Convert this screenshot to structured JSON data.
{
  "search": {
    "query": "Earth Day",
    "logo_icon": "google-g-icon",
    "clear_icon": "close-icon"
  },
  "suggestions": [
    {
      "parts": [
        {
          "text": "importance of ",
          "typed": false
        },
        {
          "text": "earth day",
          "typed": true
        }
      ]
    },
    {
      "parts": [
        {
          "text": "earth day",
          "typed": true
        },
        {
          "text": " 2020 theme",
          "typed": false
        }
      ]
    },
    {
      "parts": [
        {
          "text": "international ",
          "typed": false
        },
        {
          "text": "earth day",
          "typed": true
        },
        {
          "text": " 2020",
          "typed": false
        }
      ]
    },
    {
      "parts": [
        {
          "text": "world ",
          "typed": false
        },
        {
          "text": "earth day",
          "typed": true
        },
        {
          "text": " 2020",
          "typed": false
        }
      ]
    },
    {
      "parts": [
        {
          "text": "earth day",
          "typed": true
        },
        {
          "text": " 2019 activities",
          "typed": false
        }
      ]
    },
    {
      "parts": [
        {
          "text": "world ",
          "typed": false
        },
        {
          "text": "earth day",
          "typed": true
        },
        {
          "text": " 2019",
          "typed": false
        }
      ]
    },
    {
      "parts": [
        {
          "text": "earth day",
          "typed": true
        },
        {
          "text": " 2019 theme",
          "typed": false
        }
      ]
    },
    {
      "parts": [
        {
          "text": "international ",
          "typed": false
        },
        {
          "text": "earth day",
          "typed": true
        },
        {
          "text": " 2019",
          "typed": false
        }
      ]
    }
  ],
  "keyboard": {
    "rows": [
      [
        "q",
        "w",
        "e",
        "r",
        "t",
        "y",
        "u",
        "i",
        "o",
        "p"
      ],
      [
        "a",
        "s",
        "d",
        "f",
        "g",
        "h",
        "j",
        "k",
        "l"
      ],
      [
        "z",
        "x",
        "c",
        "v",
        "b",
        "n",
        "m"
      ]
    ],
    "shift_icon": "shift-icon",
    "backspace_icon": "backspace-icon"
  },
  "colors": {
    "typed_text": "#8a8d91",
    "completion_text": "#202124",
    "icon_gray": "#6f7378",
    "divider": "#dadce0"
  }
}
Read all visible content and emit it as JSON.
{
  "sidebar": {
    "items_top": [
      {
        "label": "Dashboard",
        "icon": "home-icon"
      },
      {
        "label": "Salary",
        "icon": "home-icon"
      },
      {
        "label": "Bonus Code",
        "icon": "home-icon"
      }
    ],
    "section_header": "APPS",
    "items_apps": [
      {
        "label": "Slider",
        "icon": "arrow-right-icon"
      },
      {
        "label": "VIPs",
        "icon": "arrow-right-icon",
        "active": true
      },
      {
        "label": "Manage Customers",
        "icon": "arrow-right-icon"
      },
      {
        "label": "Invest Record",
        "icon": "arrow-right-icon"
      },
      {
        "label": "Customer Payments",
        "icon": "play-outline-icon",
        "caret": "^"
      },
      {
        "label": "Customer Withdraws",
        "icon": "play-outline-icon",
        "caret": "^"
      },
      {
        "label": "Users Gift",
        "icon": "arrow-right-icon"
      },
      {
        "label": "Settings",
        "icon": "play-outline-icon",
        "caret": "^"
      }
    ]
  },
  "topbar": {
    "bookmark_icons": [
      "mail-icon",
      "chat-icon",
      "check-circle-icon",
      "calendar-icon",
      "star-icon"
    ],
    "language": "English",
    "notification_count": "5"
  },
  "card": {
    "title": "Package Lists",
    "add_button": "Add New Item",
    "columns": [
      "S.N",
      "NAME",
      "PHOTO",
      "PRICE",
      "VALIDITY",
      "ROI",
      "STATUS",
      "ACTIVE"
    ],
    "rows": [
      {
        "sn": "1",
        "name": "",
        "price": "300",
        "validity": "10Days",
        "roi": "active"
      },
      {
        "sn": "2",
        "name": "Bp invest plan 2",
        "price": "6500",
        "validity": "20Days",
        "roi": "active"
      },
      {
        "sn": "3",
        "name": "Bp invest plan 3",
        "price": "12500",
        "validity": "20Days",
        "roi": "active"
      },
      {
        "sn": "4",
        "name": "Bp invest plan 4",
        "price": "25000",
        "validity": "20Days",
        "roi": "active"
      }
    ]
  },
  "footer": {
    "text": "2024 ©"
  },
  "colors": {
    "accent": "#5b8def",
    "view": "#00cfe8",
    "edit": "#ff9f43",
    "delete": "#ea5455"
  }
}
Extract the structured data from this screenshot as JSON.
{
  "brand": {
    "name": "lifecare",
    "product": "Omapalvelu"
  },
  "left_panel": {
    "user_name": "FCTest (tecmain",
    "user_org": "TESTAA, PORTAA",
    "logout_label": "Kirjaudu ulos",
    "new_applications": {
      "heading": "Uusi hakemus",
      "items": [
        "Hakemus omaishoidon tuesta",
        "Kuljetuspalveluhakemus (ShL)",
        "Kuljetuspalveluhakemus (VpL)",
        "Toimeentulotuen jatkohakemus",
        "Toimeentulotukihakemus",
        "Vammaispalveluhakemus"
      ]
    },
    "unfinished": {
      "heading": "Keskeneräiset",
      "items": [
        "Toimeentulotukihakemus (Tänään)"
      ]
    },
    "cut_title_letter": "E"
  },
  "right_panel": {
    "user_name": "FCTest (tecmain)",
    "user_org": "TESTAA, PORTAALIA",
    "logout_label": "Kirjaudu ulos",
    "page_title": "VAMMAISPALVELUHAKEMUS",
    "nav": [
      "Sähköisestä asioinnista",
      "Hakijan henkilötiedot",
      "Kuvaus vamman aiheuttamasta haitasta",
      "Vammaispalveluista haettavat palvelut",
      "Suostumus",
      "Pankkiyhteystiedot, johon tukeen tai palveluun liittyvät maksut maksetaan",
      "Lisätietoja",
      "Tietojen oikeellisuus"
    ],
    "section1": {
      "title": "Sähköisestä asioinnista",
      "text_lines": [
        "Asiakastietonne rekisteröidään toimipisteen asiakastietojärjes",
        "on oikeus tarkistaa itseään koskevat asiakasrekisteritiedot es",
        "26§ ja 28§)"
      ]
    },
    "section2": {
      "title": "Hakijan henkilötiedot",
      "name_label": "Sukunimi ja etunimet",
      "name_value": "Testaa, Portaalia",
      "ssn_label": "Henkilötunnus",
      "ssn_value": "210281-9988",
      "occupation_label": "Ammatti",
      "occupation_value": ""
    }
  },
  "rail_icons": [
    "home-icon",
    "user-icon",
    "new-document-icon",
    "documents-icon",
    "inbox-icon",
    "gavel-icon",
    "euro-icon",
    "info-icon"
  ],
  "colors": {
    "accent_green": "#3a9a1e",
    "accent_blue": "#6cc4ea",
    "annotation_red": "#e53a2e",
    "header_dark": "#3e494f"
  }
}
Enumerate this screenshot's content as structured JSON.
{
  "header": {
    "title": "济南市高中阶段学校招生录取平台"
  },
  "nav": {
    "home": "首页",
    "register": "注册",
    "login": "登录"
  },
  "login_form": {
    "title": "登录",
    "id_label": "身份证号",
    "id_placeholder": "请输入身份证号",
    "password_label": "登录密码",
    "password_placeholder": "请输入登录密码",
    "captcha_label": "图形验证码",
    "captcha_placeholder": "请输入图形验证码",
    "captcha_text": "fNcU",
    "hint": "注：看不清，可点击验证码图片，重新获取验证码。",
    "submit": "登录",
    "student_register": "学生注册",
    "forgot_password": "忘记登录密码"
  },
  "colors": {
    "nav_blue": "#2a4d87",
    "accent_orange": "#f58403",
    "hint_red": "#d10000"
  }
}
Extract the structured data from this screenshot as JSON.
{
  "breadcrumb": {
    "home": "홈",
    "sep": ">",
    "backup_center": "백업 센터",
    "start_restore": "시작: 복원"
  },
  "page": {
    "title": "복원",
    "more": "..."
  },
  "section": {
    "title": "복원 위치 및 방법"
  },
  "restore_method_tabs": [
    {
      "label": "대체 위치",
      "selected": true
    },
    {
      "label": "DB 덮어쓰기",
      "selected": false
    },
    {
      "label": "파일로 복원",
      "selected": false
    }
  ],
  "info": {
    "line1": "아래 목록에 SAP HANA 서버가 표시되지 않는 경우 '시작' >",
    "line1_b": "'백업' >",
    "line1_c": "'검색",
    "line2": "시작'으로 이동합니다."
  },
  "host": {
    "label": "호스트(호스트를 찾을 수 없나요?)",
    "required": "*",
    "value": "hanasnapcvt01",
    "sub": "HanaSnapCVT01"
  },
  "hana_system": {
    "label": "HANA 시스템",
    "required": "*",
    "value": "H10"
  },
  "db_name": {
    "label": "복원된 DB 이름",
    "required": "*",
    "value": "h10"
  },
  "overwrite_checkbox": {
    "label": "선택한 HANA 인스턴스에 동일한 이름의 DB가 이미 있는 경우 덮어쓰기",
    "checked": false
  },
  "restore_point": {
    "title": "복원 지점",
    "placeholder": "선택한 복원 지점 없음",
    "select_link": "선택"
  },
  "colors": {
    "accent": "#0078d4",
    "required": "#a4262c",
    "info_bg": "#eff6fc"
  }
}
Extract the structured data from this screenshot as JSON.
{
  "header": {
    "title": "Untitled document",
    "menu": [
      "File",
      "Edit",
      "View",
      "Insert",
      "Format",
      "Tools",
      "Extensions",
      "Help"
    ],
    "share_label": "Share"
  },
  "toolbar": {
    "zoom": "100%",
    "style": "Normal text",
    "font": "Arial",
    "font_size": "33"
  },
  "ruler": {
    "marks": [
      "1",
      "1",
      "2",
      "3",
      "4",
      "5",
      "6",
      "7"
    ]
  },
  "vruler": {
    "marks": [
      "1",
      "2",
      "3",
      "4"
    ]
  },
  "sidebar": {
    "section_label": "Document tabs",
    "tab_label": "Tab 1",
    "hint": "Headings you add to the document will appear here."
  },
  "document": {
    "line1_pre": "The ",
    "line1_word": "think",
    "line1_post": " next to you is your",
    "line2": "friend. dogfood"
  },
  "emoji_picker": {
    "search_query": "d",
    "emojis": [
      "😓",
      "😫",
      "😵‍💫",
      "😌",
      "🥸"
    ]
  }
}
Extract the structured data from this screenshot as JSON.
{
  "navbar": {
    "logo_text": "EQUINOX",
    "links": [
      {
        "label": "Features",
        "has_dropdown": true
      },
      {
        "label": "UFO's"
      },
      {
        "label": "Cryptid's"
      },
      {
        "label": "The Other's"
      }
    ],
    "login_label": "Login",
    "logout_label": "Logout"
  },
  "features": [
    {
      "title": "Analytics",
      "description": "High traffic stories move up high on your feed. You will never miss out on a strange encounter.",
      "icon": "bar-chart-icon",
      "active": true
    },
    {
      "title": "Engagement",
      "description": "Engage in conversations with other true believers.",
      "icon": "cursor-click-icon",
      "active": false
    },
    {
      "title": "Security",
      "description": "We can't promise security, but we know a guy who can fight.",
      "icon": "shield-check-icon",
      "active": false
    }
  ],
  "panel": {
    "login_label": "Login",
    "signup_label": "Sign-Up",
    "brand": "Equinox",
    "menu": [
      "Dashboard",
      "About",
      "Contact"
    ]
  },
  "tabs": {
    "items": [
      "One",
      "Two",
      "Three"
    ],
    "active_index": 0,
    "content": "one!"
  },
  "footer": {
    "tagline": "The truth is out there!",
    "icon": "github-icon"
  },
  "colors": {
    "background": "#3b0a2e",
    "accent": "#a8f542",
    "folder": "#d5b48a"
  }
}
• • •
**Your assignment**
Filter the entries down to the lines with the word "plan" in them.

**Response to the task**
        "name": "Bp invest plan 2",
        "name": "Bp invest plan 3",
        "name": "Bp invest plan 4",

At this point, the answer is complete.